Family and consumer sciences students utilize the food science lab in the Olen Hendrix Building to take cooking to a new level. This food lab hosts multiple, fully equipped kitchens in which students learn the chemistry of recipes and test baking variations using the scientific method.
Senior nutrition and dietetics major Joanna Nelson has used the food science lab for multiple classes.
“Our class uses it for advanced food science class, which is our senior level research class,” Nelson said. “We’re manipulating recipes, and we’ll gather data and write a paper and have a test panel.”
The actual lab is also used for freshman-level courses and for family resource management class, in which students plan and budget meals and invite guests to try them.
“Say you wanted to reduce the fat in a recipe, you would learn how to replace the fat in a recipe,” Nelson said. “You’re just changing a variable in the recipe and testing consumer acceptance of the change.”
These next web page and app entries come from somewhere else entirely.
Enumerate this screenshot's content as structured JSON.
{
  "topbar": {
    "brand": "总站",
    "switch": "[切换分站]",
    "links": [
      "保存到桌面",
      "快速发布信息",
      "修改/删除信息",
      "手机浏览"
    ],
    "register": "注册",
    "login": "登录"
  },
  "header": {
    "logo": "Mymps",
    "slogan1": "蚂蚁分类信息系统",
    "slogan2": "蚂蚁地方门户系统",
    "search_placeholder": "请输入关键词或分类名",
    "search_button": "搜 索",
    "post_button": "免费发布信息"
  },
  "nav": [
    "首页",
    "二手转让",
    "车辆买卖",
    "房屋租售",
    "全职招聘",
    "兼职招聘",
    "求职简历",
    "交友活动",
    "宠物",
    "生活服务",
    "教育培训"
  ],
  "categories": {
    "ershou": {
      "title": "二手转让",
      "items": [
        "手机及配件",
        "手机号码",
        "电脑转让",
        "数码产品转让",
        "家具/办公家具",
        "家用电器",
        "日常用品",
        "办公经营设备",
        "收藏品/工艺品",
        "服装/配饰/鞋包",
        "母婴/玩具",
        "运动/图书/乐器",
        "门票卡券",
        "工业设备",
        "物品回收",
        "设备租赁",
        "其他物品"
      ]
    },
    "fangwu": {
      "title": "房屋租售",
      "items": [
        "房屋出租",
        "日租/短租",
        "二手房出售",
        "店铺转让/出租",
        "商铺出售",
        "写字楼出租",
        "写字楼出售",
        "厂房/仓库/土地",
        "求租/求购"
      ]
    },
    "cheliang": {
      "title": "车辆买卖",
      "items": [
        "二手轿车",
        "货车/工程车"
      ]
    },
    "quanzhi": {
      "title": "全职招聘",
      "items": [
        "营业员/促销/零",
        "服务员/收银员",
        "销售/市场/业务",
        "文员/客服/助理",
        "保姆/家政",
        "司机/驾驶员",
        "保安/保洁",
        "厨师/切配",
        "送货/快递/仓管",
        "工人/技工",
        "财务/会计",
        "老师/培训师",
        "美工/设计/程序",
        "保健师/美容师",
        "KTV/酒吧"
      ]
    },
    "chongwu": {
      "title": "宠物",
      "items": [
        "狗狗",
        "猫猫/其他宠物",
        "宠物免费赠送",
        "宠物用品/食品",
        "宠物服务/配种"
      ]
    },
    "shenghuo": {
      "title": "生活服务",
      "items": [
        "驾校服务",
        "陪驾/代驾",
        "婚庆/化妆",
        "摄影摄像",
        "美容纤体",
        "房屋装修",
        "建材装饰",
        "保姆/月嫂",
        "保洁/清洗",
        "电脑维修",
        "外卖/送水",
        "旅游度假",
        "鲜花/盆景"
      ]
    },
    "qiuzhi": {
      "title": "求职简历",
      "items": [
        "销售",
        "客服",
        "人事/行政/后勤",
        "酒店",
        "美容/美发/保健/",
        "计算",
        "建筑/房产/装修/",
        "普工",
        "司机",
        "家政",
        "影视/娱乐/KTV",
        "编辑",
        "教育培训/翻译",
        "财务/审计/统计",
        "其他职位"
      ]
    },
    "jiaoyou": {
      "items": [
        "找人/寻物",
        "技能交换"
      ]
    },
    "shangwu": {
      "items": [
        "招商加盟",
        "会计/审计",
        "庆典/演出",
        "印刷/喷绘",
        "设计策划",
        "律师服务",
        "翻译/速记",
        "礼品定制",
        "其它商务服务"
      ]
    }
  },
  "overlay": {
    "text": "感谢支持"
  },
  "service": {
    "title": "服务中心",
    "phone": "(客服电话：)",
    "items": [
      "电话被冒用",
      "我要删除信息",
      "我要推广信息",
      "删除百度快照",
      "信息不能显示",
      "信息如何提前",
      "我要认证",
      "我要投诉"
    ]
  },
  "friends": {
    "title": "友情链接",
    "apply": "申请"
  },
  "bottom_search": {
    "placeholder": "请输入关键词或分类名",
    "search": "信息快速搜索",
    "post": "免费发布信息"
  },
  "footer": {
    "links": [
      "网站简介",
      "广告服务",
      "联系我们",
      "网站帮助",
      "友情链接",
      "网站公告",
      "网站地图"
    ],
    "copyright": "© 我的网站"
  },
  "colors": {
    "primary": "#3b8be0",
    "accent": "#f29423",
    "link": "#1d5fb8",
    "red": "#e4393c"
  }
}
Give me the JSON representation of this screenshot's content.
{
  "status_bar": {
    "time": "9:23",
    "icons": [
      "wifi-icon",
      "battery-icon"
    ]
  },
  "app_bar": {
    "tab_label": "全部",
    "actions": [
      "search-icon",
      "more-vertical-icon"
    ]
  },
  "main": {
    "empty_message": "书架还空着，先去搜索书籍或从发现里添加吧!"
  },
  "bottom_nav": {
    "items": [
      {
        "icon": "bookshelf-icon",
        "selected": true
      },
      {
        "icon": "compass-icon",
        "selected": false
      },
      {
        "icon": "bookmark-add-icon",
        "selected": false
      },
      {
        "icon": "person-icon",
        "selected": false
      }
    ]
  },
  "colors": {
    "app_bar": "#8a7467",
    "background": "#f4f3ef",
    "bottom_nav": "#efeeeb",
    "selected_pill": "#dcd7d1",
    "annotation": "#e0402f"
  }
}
The kitchens are not only equipped with whisks and measuring cups, but have become a mix of a kitchen and a chemistry lab with scales and graduated cylinders. Instead of measuring flour, lab users weigh flour so recipes are exact down to the gram. To the casual cook, this meticulous process may seem extreme, but according to Nelson, these processes are important for a number of consumers.
“Simple substitutions are sometimes necessary if you are out of an ingredient or if you have an allergy or intolerance and you need to apply that to your diet or for whoever you’re cooking for,” Nelson said. “(Food science) does apply to everyone, you just might not know it or might not be utilizing it.”
Learning to make substitutions in original recipes has provided nutritious alternatives for people with food allergies like gluten, wheat or dairy allergies. If a recipe calls for two eggs and there is only one in the fridge, there are alternatives that will create an equally tasty dish, which can come in handy for poor college students.